Use dead leaves to fertilize and protect plants

In fall, when trees and shrubs lose their leaves, a thick blanket forms in the garden.

It is the season to unclog gutters and pick up leaves, and use them for gardens and vegetable plots to make the soil fertile and protect more vulnerable plants.

In the garden, everything has a purpose and nothing is lost. Here is how to turn your dead leaves into something incredibly useful.

Dead leaves that can be used in the garden

Use healthy leaves

Not all dead leaves are healthy leaves. Check that leaves you are using are parasite, fungus, and disease-free because these might overwinter and reappear in spring.

Most fungus tend to overwinter and then come back stronger than ever when the sun shines again. The only solution is to destroy these with fire.

Avoid leathery leaves if your goal is to enrich the soil

Some leaves take a very long time to break down, such as bay leaves, plane tree leaves or wild privet. These can take years to break down. Their nutrients won’t be available for plants to use immediately.

  • Leathery leaves, however, are great if you want to keep weeds out.
  • In shrub beds, for instance, long-lasting leaves will hinder weed growth for two or three seasons.
  • Thick, glossy leaves won’t change the acidity as they break down, unlike another plant-based mulch, pine bark.

Other shrubs or trees that drop thick, leathery leaves include holly, yaupon, mahonia, a host of palm shrubs. Many larger heath plants like camellia and magnolia also have thick, hard-to-break-down leaves.

Dead leaves, an ideal protection against cold and freezing

When winter tiptoes near and the first frost spells appear, good mulch can protect even the most vulnerable plants.

Many bulb and tuber flowers such as dahlias and gladiolus, tuberous begonias, and also Lilies of the Nile are vulnerable to the cold and require a good winter cover.
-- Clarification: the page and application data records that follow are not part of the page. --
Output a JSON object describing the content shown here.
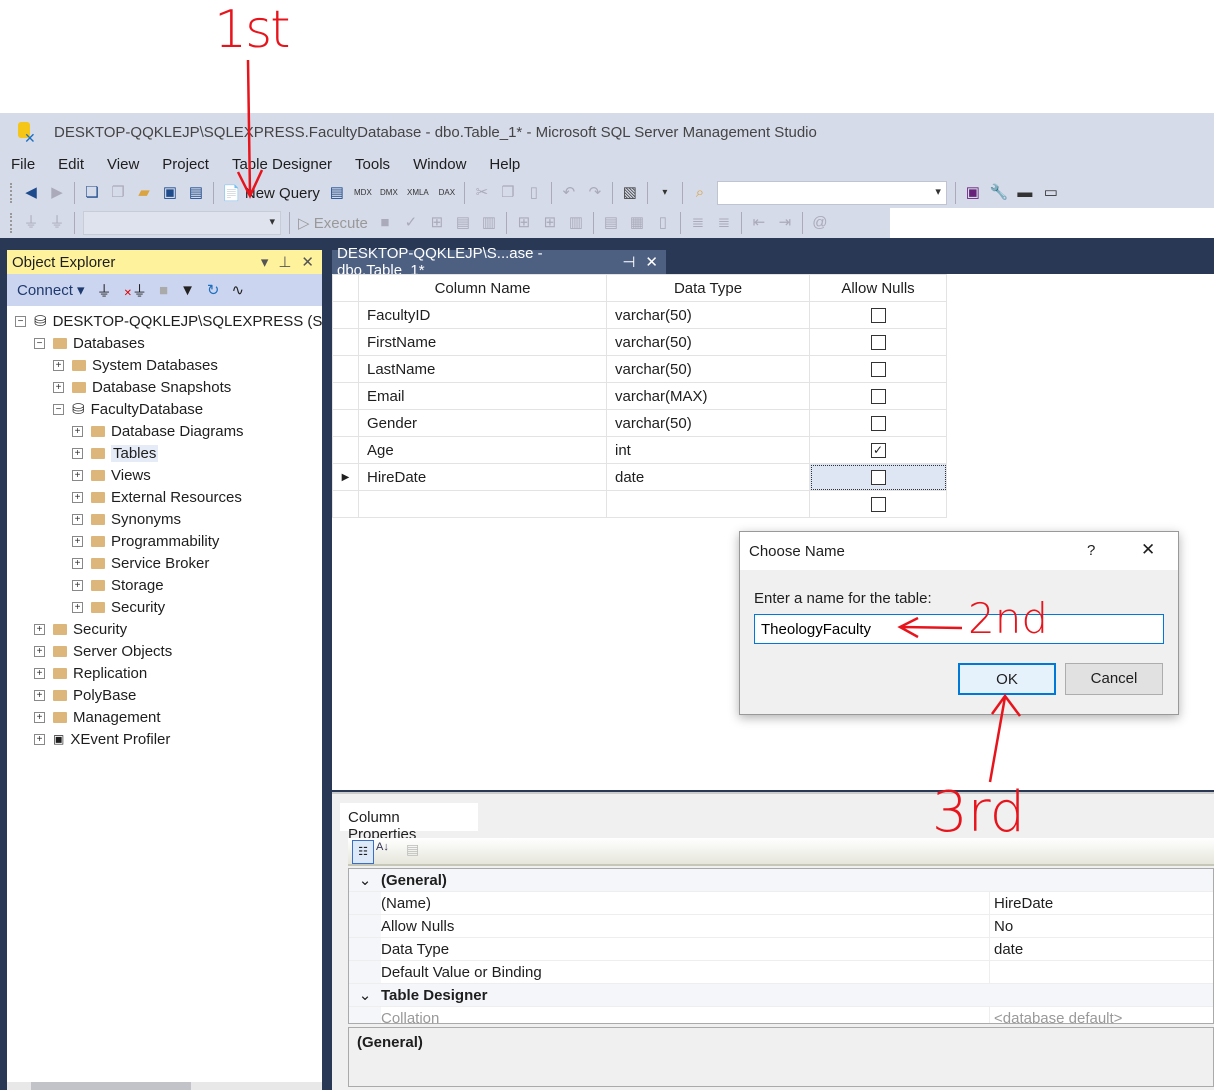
{
  "window": {
    "title": "DESKTOP-QQKLEJP\\SQLEXPRESS.FacultyDatabase - dbo.Table_1* - Microsoft SQL Server Management Studio"
  },
  "menu": [
    "File",
    "Edit",
    "View",
    "Project",
    "Table Designer",
    "Tools",
    "Window",
    "Help"
  ],
  "toolbar": {
    "new_query": "New Query",
    "execute": "Execute",
    "mdx": "MDX",
    "dmx": "DMX",
    "xmla": "XMLA",
    "dax": "DAX"
  },
  "object_explorer": {
    "title": "Object Explorer",
    "connect": "Connect",
    "nodes": [
      {
        "label": "DESKTOP-QQKLEJP\\SQLEXPRESS (SQL Server)",
        "level": 0,
        "exp": "-",
        "icon": "server"
      },
      {
        "label": "Databases",
        "level": 1,
        "exp": "-",
        "icon": "folder"
      },
      {
        "label": "System Databases",
        "level": 2,
        "exp": "+",
        "icon": "folder"
      },
      {
        "label": "Database Snapshots",
        "level": 2,
        "exp": "+",
        "icon": "folder"
      },
      {
        "label": "FacultyDatabase",
        "level": 2,
        "exp": "-",
        "icon": "database"
      },
      {
        "label": "Database Diagrams",
        "level": 3,
        "exp": "+",
        "icon": "folder"
      },
      {
        "label": "Tables",
        "level": 3,
        "exp": "+",
        "icon": "folder",
        "selected": true
      },
      {
        "label": "Views",
        "level": 3,
        "exp": "+",
        "icon": "folder"
      },
      {
        "label": "External Resources",
        "level": 3,
        "exp": "+",
        "icon": "folder"
      },
      {
        "label": "Synonyms",
        "level": 3,
        "exp": "+",
        "icon": "folder"
      },
      {
        "label": "Programmability",
        "level": 3,
        "exp": "+",
        "icon": "folder"
      },
      {
        "label": "Service Broker",
        "level": 3,
        "exp": "+",
        "icon": "folder"
      },
      {
        "label": "Storage",
        "level": 3,
        "exp": "+",
        "icon": "folder"
      },
      {
        "label": "Security",
        "level": 3,
        "exp": "+",
        "icon": "folder"
      },
      {
        "label": "Security",
        "level": 1,
        "exp": "+",
        "icon": "folder"
      },
      {
        "label": "Server Objects",
        "level": 1,
        "exp": "+",
        "icon": "folder"
      },
      {
        "label": "Replication",
        "level": 1,
        "exp": "+",
        "icon": "folder"
      },
      {
        "label": "PolyBase",
        "level": 1,
        "exp": "+",
        "icon": "folder"
      },
      {
        "label": "Management",
        "level": 1,
        "exp": "+",
        "icon": "folder"
      },
      {
        "label": "XEvent Profiler",
        "level": 1,
        "exp": "+",
        "icon": "xevent"
      }
    ]
  },
  "doc_tab": {
    "label": "DESKTOP-QQKLEJP\\S...ase - dbo.Table_1*"
  },
  "grid": {
    "headers": [
      "Column Name",
      "Data Type",
      "Allow Nulls"
    ],
    "rows": [
      {
        "name": "FacultyID",
        "type": "varchar(50)",
        "nulls": false
      },
      {
        "name": "FirstName",
        "type": "varchar(50)",
        "nulls": false
      },
      {
        "name": "LastName",
        "type": "varchar(50)",
        "nulls": false
      },
      {
        "name": "Email",
        "type": "varchar(MAX)",
        "nulls": false
      },
      {
        "name": "Gender",
        "type": "varchar(50)",
        "nulls": false
      },
      {
        "name": "Age",
        "type": "int",
        "nulls": true
      },
      {
        "name": "HireDate",
        "type": "date",
        "nulls": false,
        "current": true
      },
      {
        "name": "",
        "type": "",
        "nulls": false
      }
    ]
  },
  "column_properties": {
    "tab": "Column Properties",
    "rows": [
      {
        "cat": true,
        "k": "(General)"
      },
      {
        "k": "(Name)",
        "v": "HireDate"
      },
      {
        "k": "Allow Nulls",
        "v": "No"
      },
      {
        "k": "Data Type",
        "v": "date"
      },
      {
        "k": "Default Value or Binding",
        "v": ""
      },
      {
        "cat": true,
        "k": "Table Designer"
      },
      {
        "k": "Collation",
        "v": "<database default>",
        "dim": true
      }
    ],
    "description": "(General)"
  },
  "dialog": {
    "title": "Choose Name",
    "help": "?",
    "prompt": "Enter a name for the table:",
    "value": "TheologyFaculty",
    "ok": "OK",
    "cancel": "Cancel"
  },
  "annotations": {
    "first": "1st",
    "second": "2nd",
    "third": "3rd",
    "color": "#e8141c"
  }
}
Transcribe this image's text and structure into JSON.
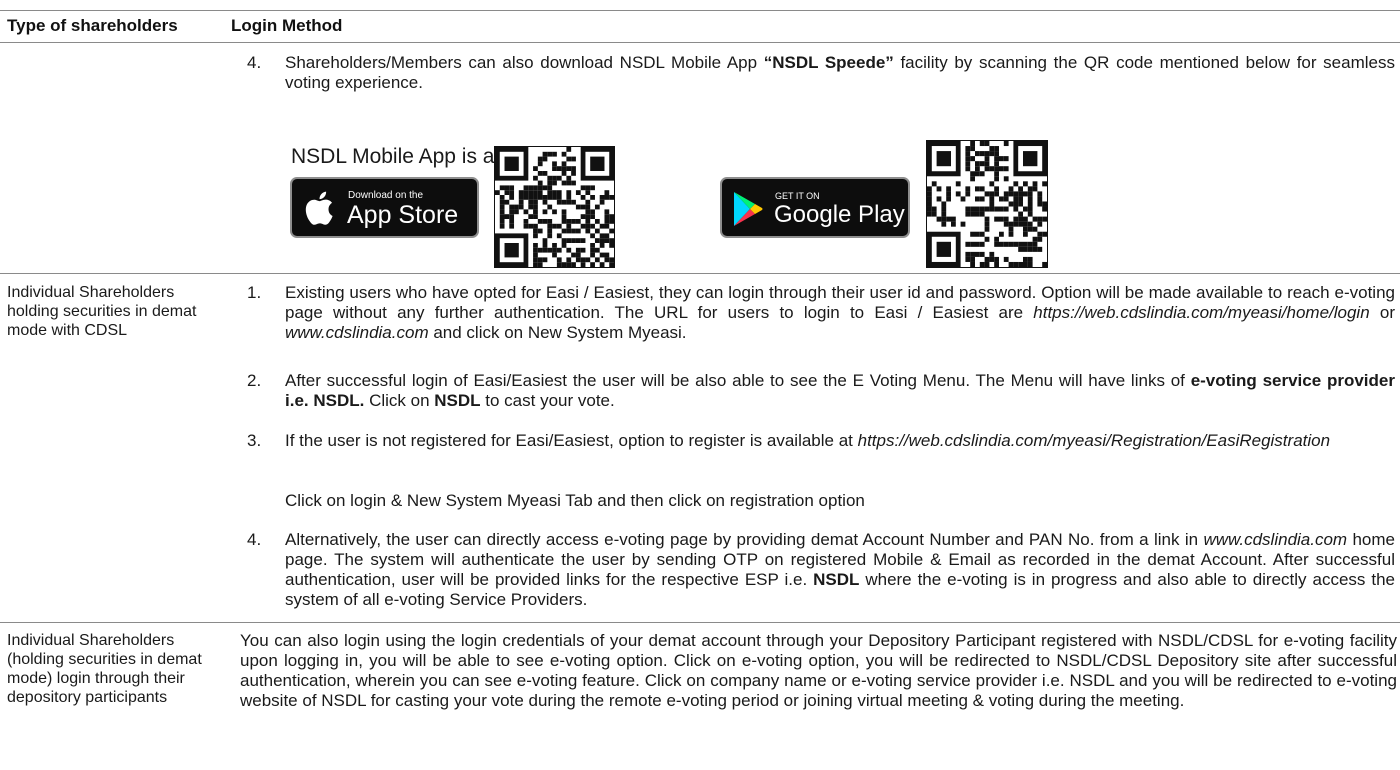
{
  "header": {
    "col1_label": "Type of shareholders",
    "col2_label": "Login Method"
  },
  "section_nsdl_continued": {
    "item4_num": "4.",
    "item4_text_a": "Shareholders/Members can also download NSDL Mobile App ",
    "item4_text_bold": "“NSDL Speede”",
    "item4_text_b": " facility by scanning the QR code mentioned below for seamless voting experience.",
    "available_on": "NSDL Mobile App is available on",
    "app_store": {
      "small": "Download on the",
      "big": "App Store",
      "icon": "apple-icon"
    },
    "google_play": {
      "small": "GET IT ON",
      "big": "Google Play",
      "icon": "play-triangle-icon"
    }
  },
  "section_cdsl": {
    "label": "Individual Shareholders holding securities in demat mode with CDSL",
    "items": [
      {
        "num": "1.",
        "t1": "Existing users who have opted for Easi / Easiest, they can login through their user id and password. Option will be made available to reach e-voting page without any further authentication. The URL for users to login to Easi / Easiest are ",
        "t1_em": "https://web.cdslindia.com/myeasi/home/login",
        "t1_b": " or ",
        "t1_em2": "www.cdslindia.com",
        "t1_c": " and click on New System Myeasi."
      },
      {
        "num": "2.",
        "t1": "After successful login of Easi/Easiest the user will be also able to see the E Voting Menu. The Menu will have links of ",
        "t1_bold": "e-voting service provider i.e. NSDL.",
        "t1_b": " Click on ",
        "t1_bold2": "NSDL",
        "t1_c": " to cast your vote."
      },
      {
        "num": "3.",
        "t1": "If the user is not registered for Easi/Easiest, option to register is available at ",
        "t1_em": "https://web.cdslindia.com/myeasi/Registration/EasiRegistration"
      },
      {
        "plain": "Click on login & New System Myeasi Tab and then click on registration option"
      },
      {
        "num": "4.",
        "t1": "Alternatively, the user can directly access e-voting page by providing demat Account Number and PAN No. from a link in ",
        "t1_em": "www.cdslindia.com",
        "t1_b": " home page. The system will authenticate the user by sending OTP on registered Mobile & Email as recorded in the demat Account. After successful authentication, user will be provided links for the respective ESP i.e. ",
        "t1_bold": "NSDL",
        "t1_c": " where the e-voting is in progress and also able to directly access the system of all e-voting Service Providers."
      }
    ]
  },
  "section_dp": {
    "label": "Individual Shareholders (holding securities in demat mode) login through their depository participants",
    "text": "You can also login using the login credentials of your demat account through your Depository Participant registered with NSDL/CDSL for e-voting facility upon logging in, you will be able to see e-voting option. Click on e-voting option, you will be redirected to NSDL/CDSL Depository site after successful authentication, wherein you can see e-voting feature. Click on company name or e-voting service provider i.e. NSDL and you will be redirected to e-voting website of NSDL for casting your vote during the remote e-voting period or joining virtual meeting & voting during the meeting."
  }
}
For this, protect them with a cover of dead leaves about 16 inches (40 cm) thick.

Note that if your area has really harsh winters, it is best to bring bulbs and tubers indoors during winter, because dead leaves might not be enough.

If you have a banana tree, make a circle around its leaves with wire fencing and fill it with a very thick layer of dead leaves, around 32 inches (80 cm) thick, even up to 40 inches (1 m). You can also do this for new plants.

Using dead leaves for fertilizer in the vegetable patch

Organic material – for free!

Remember that dead leaves are an incredible source of organic material for all your plants, including the soil in your vegetable patch.

Nutrients and winter protection for root veggies

Where only root vegetables survive winter trials, you can spread a thick layer of dead leaves over the entire vegetable plot, and as they break down they will free organic material.

This thick layer will support the local ecosystem during winter, and worms and other insects will keep working to make the earth a better place.

Dead leaves can also serve to protect root vegetables that were not yet harvested against freezing, and this will ease the task of harvesting since you only collect as much as you need.

Winter cover for fragile vegetables

Some biennial vegetables such as artichoke need to be protected against winter cold.

  • Together with ridging, a cover of dead leaf mulch will protect the plant from the cold.

Dead leaves, a great weed killer

Dead leaves hinder weed growth, which will make that an easier task when the sunny days are back.

  • Sprouting weeds have trouble weaving their way up through a thick layer of leaves.
  • If a seed falls on tops of a pile of leaves and sprouts, it dries up before the root can make it to the ground.

Mulch and dead leaves work together

If you still have dead leaves left over after all these recommendations, still, don’t do away with them!

Leaves are a great type of mulch for all your flower beds, and they will reduce weed growth while enriching the soil.

Just like they do in the vegetable patch, leaves make underground life easier and this promotes humus and micro-organism development.

Last of all, if any dead leaves are left over, throw them onto the compost, where again, choosing healthy leaves is a prerequisite.

Dead birch leaves covering the ground.

Smart tip about using dead leaves in the garden

Ask around the neighborhood – many neighbors simply dispose of their raked leaves in bags. Knock on their door to ask if you can use them yourself!

  • Return the bags if they’re in good enough shape instead of discarding them to reduce waste.

Credits for images shared to Nature & Garden (all edits by Gaspard Lorthiois):
Maple leaves about to fall by Melanie ★ under Pixabay license
Bed of birch leaves by Olga Savich ☆ under Pixabay license